[Supplied records]
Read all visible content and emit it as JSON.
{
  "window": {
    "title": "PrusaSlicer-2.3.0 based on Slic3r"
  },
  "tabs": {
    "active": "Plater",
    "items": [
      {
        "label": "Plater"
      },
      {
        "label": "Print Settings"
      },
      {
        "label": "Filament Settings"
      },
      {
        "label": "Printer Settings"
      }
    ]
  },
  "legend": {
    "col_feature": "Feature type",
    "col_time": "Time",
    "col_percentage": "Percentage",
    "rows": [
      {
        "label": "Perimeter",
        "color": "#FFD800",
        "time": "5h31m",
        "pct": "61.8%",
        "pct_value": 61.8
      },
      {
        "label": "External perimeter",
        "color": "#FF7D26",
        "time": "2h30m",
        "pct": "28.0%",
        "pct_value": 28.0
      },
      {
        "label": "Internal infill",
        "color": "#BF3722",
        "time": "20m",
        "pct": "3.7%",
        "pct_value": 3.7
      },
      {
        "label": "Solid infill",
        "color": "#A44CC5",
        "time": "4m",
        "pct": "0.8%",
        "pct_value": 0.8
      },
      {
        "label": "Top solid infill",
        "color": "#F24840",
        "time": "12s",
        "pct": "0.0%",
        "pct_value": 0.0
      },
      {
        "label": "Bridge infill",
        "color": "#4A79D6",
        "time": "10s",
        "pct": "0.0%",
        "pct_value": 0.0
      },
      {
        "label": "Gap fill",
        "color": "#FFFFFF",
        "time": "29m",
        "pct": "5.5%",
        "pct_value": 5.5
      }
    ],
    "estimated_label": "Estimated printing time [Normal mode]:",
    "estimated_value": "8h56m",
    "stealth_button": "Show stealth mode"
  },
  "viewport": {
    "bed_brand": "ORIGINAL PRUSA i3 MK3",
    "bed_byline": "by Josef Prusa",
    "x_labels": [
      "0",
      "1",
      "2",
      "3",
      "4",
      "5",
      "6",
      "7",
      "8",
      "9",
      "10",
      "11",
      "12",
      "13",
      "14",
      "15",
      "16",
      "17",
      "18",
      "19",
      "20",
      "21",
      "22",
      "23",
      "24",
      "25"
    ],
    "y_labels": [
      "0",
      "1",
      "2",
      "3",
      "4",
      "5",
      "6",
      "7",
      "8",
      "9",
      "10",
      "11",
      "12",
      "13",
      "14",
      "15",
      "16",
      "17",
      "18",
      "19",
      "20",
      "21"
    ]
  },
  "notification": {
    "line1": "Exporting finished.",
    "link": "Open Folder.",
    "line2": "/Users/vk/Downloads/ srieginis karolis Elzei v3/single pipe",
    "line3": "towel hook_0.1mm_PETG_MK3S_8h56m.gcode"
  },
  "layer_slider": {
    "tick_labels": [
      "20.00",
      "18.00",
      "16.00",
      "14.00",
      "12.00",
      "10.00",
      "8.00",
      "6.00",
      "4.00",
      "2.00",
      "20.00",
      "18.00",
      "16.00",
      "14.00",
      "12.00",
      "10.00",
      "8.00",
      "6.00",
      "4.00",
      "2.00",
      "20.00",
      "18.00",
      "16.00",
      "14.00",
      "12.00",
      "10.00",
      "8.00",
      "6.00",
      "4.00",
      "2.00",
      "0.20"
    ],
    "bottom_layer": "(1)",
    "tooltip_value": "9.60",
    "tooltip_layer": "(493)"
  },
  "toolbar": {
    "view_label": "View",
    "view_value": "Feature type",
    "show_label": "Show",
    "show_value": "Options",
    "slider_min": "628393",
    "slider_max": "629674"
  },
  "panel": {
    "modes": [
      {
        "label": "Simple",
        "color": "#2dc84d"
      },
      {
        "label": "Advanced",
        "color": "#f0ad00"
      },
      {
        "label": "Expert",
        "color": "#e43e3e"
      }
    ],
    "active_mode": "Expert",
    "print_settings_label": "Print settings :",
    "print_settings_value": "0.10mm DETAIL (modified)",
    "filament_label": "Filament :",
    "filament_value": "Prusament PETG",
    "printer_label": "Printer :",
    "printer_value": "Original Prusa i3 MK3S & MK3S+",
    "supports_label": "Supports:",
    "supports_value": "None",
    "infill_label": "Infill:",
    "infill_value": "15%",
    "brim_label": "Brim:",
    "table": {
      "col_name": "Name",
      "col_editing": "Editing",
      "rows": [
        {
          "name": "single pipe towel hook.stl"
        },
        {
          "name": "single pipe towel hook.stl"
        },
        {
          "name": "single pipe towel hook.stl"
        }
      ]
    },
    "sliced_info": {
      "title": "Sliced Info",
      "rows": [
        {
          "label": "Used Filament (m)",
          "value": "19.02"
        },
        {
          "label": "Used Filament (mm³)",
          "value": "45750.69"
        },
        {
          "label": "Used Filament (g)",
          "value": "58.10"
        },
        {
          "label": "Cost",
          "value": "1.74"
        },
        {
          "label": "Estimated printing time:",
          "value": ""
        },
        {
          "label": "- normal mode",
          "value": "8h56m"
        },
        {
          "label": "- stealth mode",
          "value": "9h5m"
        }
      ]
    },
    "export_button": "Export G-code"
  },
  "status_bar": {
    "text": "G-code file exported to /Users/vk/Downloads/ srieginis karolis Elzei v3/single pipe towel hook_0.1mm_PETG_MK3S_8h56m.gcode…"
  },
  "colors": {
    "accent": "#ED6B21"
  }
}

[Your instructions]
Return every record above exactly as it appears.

[Problem solution]
Read all visible content and emit it as JSON.
{
  "window": {
    "title": "PrusaSlicer-2.3.0 based on Slic3r"
  },
  "tabs": {
    "active": "Plater",
    "items": [
      {
        "label": "Plater"
      },
      {
        "label": "Print Settings"
      },
      {
        "label": "Filament Settings"
      },
      {
        "label": "Printer Settings"
      }
    ]
  },
  "legend": {
    "col_feature": "Feature type",
    "col_time": "Time",
    "col_percentage": "Percentage",
    "rows": [
      {
        "label": "Perimeter",
        "color": "#FFD800",
        "time": "5h31m",
        "pct": "61.8%",
        "pct_value": 61.8
      },
      {
        "label": "External perimeter",
        "color": "#FF7D26",
        "time": "2h30m",
        "pct": "28.0%",
        "pct_value": 28.0
      },
      {
        "label": "Internal infill",
        "color": "#BF3722",
        "time": "20m",
        "pct": "3.7%",
        "pct_value": 3.7
      },
      {
        "label": "Solid infill",
        "color": "#A44CC5",
        "time": "4m",
        "pct": "0.8%",
        "pct_value": 0.8
      },
      {
        "label": "Top solid infill",
        "color": "#F24840",
        "time": "12s",
        "pct": "0.0%",
        "pct_value": 0.0
      },
      {
        "label": "Bridge infill",
        "color": "#4A79D6",
        "time": "10s",
        "pct": "0.0%",
        "pct_value": 0.0
      },
      {
        "label": "Gap fill",
        "color": "#FFFFFF",
        "time": "29m",
        "pct": "5.5%",
        "pct_value": 5.5
      }
    ],
    "estimated_label": "Estimated printing time [Normal mode]:",
    "estimated_value": "8h56m",
    "stealth_button": "Show stealth mode"
  },
  "viewport": {
    "bed_brand": "ORIGINAL PRUSA i3 MK3",
    "bed_byline": "by Josef Prusa",
    "x_labels": [
      "0",
      "1",
      "2",
      "3",
      "4",
      "5",
      "6",
      "7",
      "8",
      "9",
      "10",
      "11",
      "12",
      "13",
      "14",
      "15",
      "16",
      "17",
      "18",
      "19",
      "20",
      "21",
      "22",
      "23",
      "24",
      "25"
    ],
    "y_labels": [
      "0",
      "1",
      "2",
      "3",
      "4",
      "5",
      "6",
      "7",
      "8",
      "9",
      "10",
      "11",
      "12",
      "13",
      "14",
      "15",
      "16",
      "17",
      "18",
      "19",
      "20",
      "21"
    ]
  },
  "notification": {
    "line1": "Exporting finished.",
    "link": "Open Folder.",
    "line2": "/Users/vk/Downloads/ srieginis karolis Elzei v3/single pipe",
    "line3": "towel hook_0.1mm_PETG_MK3S_8h56m.gcode"
  },
  "layer_slider": {
    "tick_labels": [
      "20.00",
      "18.00",
      "16.00",
      "14.00",
      "12.00",
      "10.00",
      "8.00",
      "6.00",
      "4.00",
      "2.00",
      "20.00",
      "18.00",
      "16.00",
      "14.00",
      "12.00",
      "10.00",
      "8.00",
      "6.00",
      "4.00",
      "2.00",
      "20.00",
      "18.00",
      "16.00",
      "14.00",
      "12.00",
      "10.00",
      "8.00",
      "6.00",
      "4.00",
      "2.00",
      "0.20"
    ],
    "bottom_layer": "(1)",
    "tooltip_value": "9.60",
    "tooltip_layer": "(493)"
  },
  "toolbar": {
    "view_label": "View",
    "view_value": "Feature type",
    "show_label": "Show",
    "show_value": "Options",
    "slider_min": "628393",
    "slider_max": "629674"
  },
  "panel": {
    "modes": [
      {
        "label": "Simple",
        "color": "#2dc84d"
      },
      {
        "label": "Advanced",
        "color": "#f0ad00"
      },
      {
        "label": "Expert",
        "color": "#e43e3e"
      }
    ],
    "active_mode": "Expert",
    "print_settings_label": "Print settings :",
    "print_settings_value": "0.10mm DETAIL (modified)",
    "filament_label": "Filament :",
    "filament_value": "Prusament PETG",
    "printer_label": "Printer :",
    "printer_value": "Original Prusa i3 MK3S & MK3S+",
    "supports_label": "Supports:",
    "supports_value": "None",
    "infill_label": "Infill:",
    "infill_value": "15%",
    "brim_label": "Brim:",
    "table": {
      "col_name": "Name",
      "col_editing": "Editing",
      "rows": [
        {
          "name": "single pipe towel hook.stl"
        },
        {
          "name": "single pipe towel hook.stl"
        },
        {
          "name": "single pipe towel hook.stl"
        }
      ]
    },
    "sliced_info": {
      "title": "Sliced Info",
      "rows": [
        {
          "label": "Used Filament (m)",
          "value": "19.02"
        },
        {
          "label": "Used Filament (mm³)",
          "value": "45750.69"
        },
        {
          "label": "Used Filament (g)",
          "value": "58.10"
        },
        {
          "label": "Cost",
          "value": "1.74"
        },
        {
          "label": "Estimated printing time:",
          "value": ""
        },
        {
          "label": "- normal mode",
          "value": "8h56m"
        },
        {
          "label": "- stealth mode",
          "value": "9h5m"
        }
      ]
    },
    "export_button": "Export G-code"
  },
  "status_bar": {
    "text": "G-code file exported to /Users/vk/Downloads/ srieginis karolis Elzei v3/single pipe towel hook_0.1mm_PETG_MK3S_8h56m.gcode…"
  },
  "colors": {
    "accent": "#ED6B21"
  }
}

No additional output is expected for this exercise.